Launchpad Entry: qa-checkbox-policykit
Packages affected: checkbox
Checkbox currently runs completely as root which is not appropriate default behaviour for most end-user cases. Privileges should be elevated only when there is a specific need as defined in the test.
Although running Checkbox through sudo has allowed us to work around permission related issues, this provides a "tainted" result as well as exposing the system vulnerabilites. In particular the latter will become more of a concern as we extend test coverage and incorporate community tests.
Ideally unless we are testing functionality that requires root permissions, then all tests should be performed as the current users.
This will also allow us to address current issues with integrating LDTP/desktop tests into Checkbox, as they cannot (easily) be run as root.
- Jill desktop user starts Checkbox from the Admin menu (System Testing). She can get a basic view of her hardware and perform most tests without entering her password.
- As we add more comprehensive desktop test coverage it is important that they run in an environment that is as realistic as possible - as a user, not as root.
On the server there is no X PolicyKit - either use an alternative
- Some tests require packages to be installed.

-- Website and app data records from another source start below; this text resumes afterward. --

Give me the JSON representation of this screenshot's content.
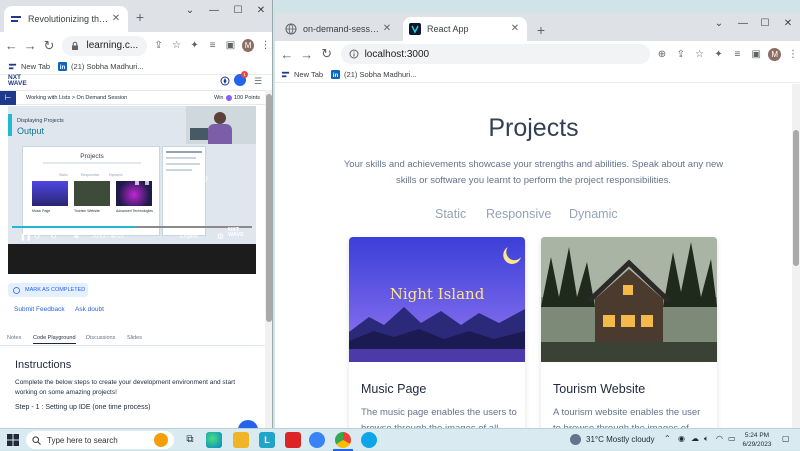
{
  "left_window": {
    "tabs": [
      {
        "title": "Revolutionizing the Job Ma",
        "active": true
      }
    ],
    "address": "learning.c...",
    "bookmarks": [
      {
        "label": "New Tab"
      },
      {
        "label": "(21) Sobha Madhuri..."
      }
    ],
    "avatar_letter": "M",
    "brand": {
      "line1": "NXT",
      "line2": "WAVE"
    },
    "notif_count": "1",
    "lesson": {
      "breadcrumb": "Working with Lists > On Demand Session",
      "win_prefix": "Win",
      "points": "100 Points"
    },
    "video": {
      "heading_small": "Displaying Projects",
      "heading_big": "Output",
      "slide_title": "Projects",
      "slide_filters": [
        "Static",
        "Responsive",
        "Dynamic"
      ],
      "slide_cards": [
        "Music Page",
        "Tourism Website",
        "Advanced Technologies"
      ],
      "time": "20:53 / 40:21",
      "language": "English"
    },
    "mark_completed": "MARK AS COMPLETED",
    "submit_feedback": "Submit Feedback",
    "ask_doubt": "Ask doubt",
    "sub_tabs": [
      "Notes",
      "Code Playground",
      "Discussions",
      "Slides"
    ],
    "active_sub_tab": "Code Playground",
    "instructions_title": "Instructions",
    "instructions_text": "Complete the below steps to create your development environment and start working on some amazing projects!",
    "step1": "Step - 1 : Setting up IDE (one time process)"
  },
  "right_window": {
    "tabs": [
      {
        "title": "on-demand-session — CCBP IDE",
        "active": false
      },
      {
        "title": "React App",
        "active": true
      }
    ],
    "address": "localhost:3000",
    "bookmarks": [
      {
        "label": "New Tab"
      },
      {
        "label": "(21) Sobha Madhuri..."
      }
    ],
    "avatar_letter": "M",
    "page": {
      "title": "Projects",
      "description": "Your skills and achievements showcase your strengths and abilities. Speak about any new skills or software you learnt to perform the project responsibilities.",
      "filters": [
        "Static",
        "Responsive",
        "Dynamic"
      ],
      "cards": [
        {
          "image_text": "Night Island",
          "title": "Music Page",
          "description": "The music page enables the users to browse through the images of all-"
        },
        {
          "title": "Tourism Website",
          "description": "A tourism website enables the user to browse through the images of"
        }
      ]
    }
  },
  "taskbar": {
    "search_placeholder": "Type here to search",
    "weather": "31°C  Mostly cloudy",
    "time": "5:24 PM",
    "date": "6/29/2023"
  }
}
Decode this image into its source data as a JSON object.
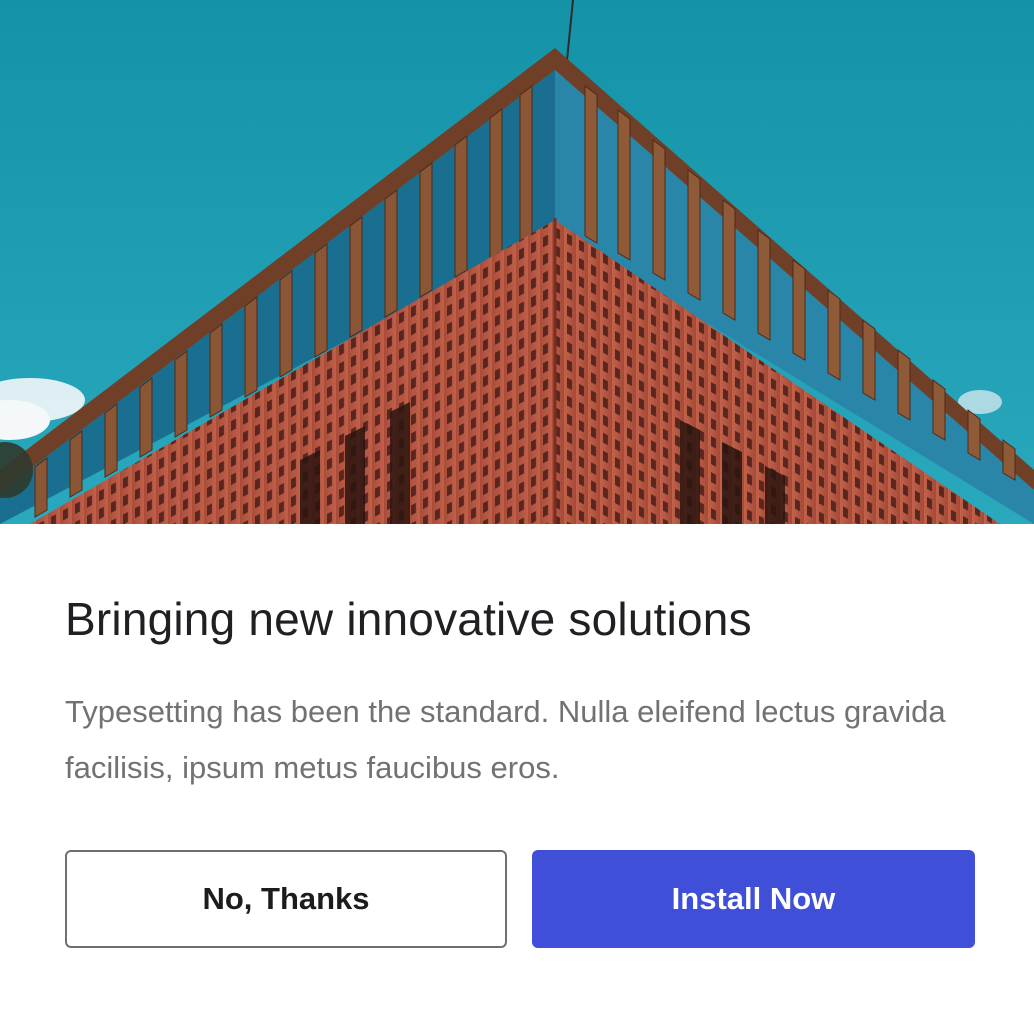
{
  "hero": {
    "image_subject": "Modern brick building corner with wooden vertical fins against a teal sky",
    "colors": {
      "sky": "#1d9db3",
      "brick": "#b85a44",
      "wood": "#8a5635"
    }
  },
  "content": {
    "title": "Bringing new innovative solutions",
    "description": "Typesetting has been the standard. Nulla eleifend lectus gravida facilisis, ipsum metus faucibus eros."
  },
  "actions": {
    "secondary_label": "No, Thanks",
    "primary_label": "Install Now",
    "primary_color": "#3f4fd8"
  }
}
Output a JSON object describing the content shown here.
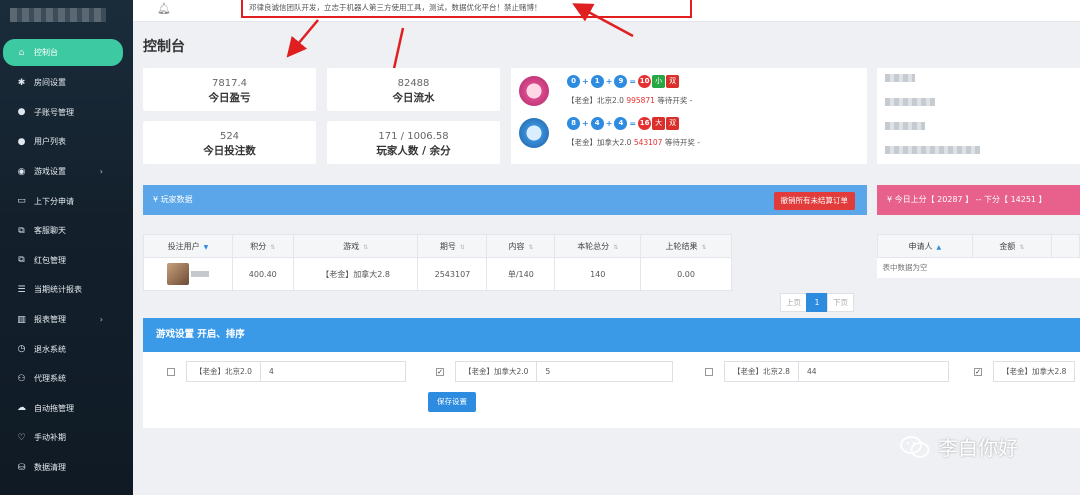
{
  "sidebar": {
    "items": [
      {
        "label": "控制台",
        "icon": "home-icon"
      },
      {
        "label": "房间设置",
        "icon": "gear-icon"
      },
      {
        "label": "子账号管理",
        "icon": "user-icon"
      },
      {
        "label": "用户列表",
        "icon": "user-icon"
      },
      {
        "label": "游戏设置",
        "icon": "gamepad-icon",
        "arrow": true
      },
      {
        "label": "上下分申请",
        "icon": "card-icon"
      },
      {
        "label": "客服聊天",
        "icon": "external-icon"
      },
      {
        "label": "红包管理",
        "icon": "external-icon"
      },
      {
        "label": "当期统计报表",
        "icon": "list-icon"
      },
      {
        "label": "报表管理",
        "icon": "chart-icon",
        "arrow": true
      },
      {
        "label": "退水系统",
        "icon": "clock-icon"
      },
      {
        "label": "代理系统",
        "icon": "users-icon"
      },
      {
        "label": "自动拖管理",
        "icon": "cloud-icon"
      },
      {
        "label": "手动补期",
        "icon": "heart-icon"
      },
      {
        "label": "数据清理",
        "icon": "database-icon"
      }
    ]
  },
  "header": {
    "notice": "邓律良诚信团队开发，立志于机器人第三方使用工具，测试，数据优化平台！禁止赌博！"
  },
  "page_title": "控制台",
  "stats": {
    "profit": {
      "value": "7817.4",
      "label": "今日盈亏"
    },
    "flow": {
      "value": "82488",
      "label": "今日流水"
    },
    "bets": {
      "value": "524",
      "label": "今日投注数"
    },
    "players": {
      "value": "171 / 1006.58",
      "label": "玩家人数 / 余分"
    }
  },
  "lottery": [
    {
      "balls": [
        "0",
        "1",
        "9"
      ],
      "sum": "10",
      "size": "小",
      "parity": "双",
      "name": "【老金】北京2.0",
      "issue": "995871",
      "status": "等待开奖 -"
    },
    {
      "balls": [
        "8",
        "4",
        "4"
      ],
      "sum": "16",
      "size": "大",
      "parity": "双",
      "name": "【老金】加拿大2.0",
      "issue": "543107",
      "status": "等待开奖 -"
    }
  ],
  "player_panel": {
    "title": "¥ 玩家数据",
    "cancel_button": "撤销所有未结算订单",
    "columns": [
      "投注用户",
      "积分",
      "游戏",
      "期号",
      "内容",
      "本轮总分",
      "上轮结果"
    ],
    "rows": [
      [
        "",
        "400.40",
        "【老金】加拿大2.8",
        "2543107",
        "单/140",
        "140",
        "0.00"
      ]
    ]
  },
  "apply_panel": {
    "title": "¥ 今日上分【 20287 】 -- 下分【 14251 】",
    "columns": [
      "申请人",
      "金额"
    ],
    "empty_text": "表中数据为空"
  },
  "pagination": {
    "prev": "上页",
    "current": "1",
    "next": "下页"
  },
  "game_settings": {
    "title": "游戏设置 开启、排序",
    "items": [
      {
        "checked": false,
        "name": "【老金】北京2.0",
        "value": "4"
      },
      {
        "checked": true,
        "name": "【老金】加拿大2.0",
        "value": "5"
      },
      {
        "checked": false,
        "name": "【老金】北京2.8",
        "value": "44"
      },
      {
        "checked": true,
        "name": "【老金】加拿大2.8",
        "value": ""
      }
    ],
    "save_button": "保存设置"
  },
  "watermark": "李白你好",
  "colors": {
    "accent": "#3dcaa3",
    "blue": "#5aa6e8",
    "pink": "#e8608c",
    "danger": "#e13b3b"
  }
}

This should be initiated automatically by the test runner, but the user should have the power to accept or decline (and skip the test).
That PolicyKit is the right solution for this
- That the current requirements for running as root only apply to a small number of tests
Option 1: Always use PolicyKit when running checkbox
Requires investigation of a ConsoleKit+PolicyKit combination to elevate privileges selectively in the server and hardware certification cases
Option 2: Use PolicyKit for desktop cases
- Desktop automation, user-prompted testing and hardware profiling can all be performed usefully without root access
- Elevating privileges optionally will enable more detailed hardware info collection and running of tests requiring root
Server tests and fully automated certification tests can be run from the command line with a --run-as-root flag
Can PolicyKit usage be implemented as a plugin?
PolicyKit used to elevate the privilege of an individual test:
BoF agenda and discussion
Why are we running as root?
- Information gathering
- Debugging (apport)
- Some test actions require sudo
Run as root and drop down to the user or escalate privileges to root when necessary?
- run as a user and escalating when needed
On server side there is an issue with no X. Look into ConsoleKit
How do we deal with package installation?
- - Check ahead if some packages need to be installed, so the user experience is not too bad.
- ask about installing a package in the beginning rather than asking in test 85 of 90
Given that PolicyKit throws Authentication errors and refuses to unlock if dbus times out, I don't think it's likely to be pretty if there's no dbus at all - we would test for DBUS before trying to use PolicyKit
- - if DBUS isn't there, can it be forcibly started to prevent "scary" errors? (I'm not quite sure how this works) Or at least some sort of graceful degredation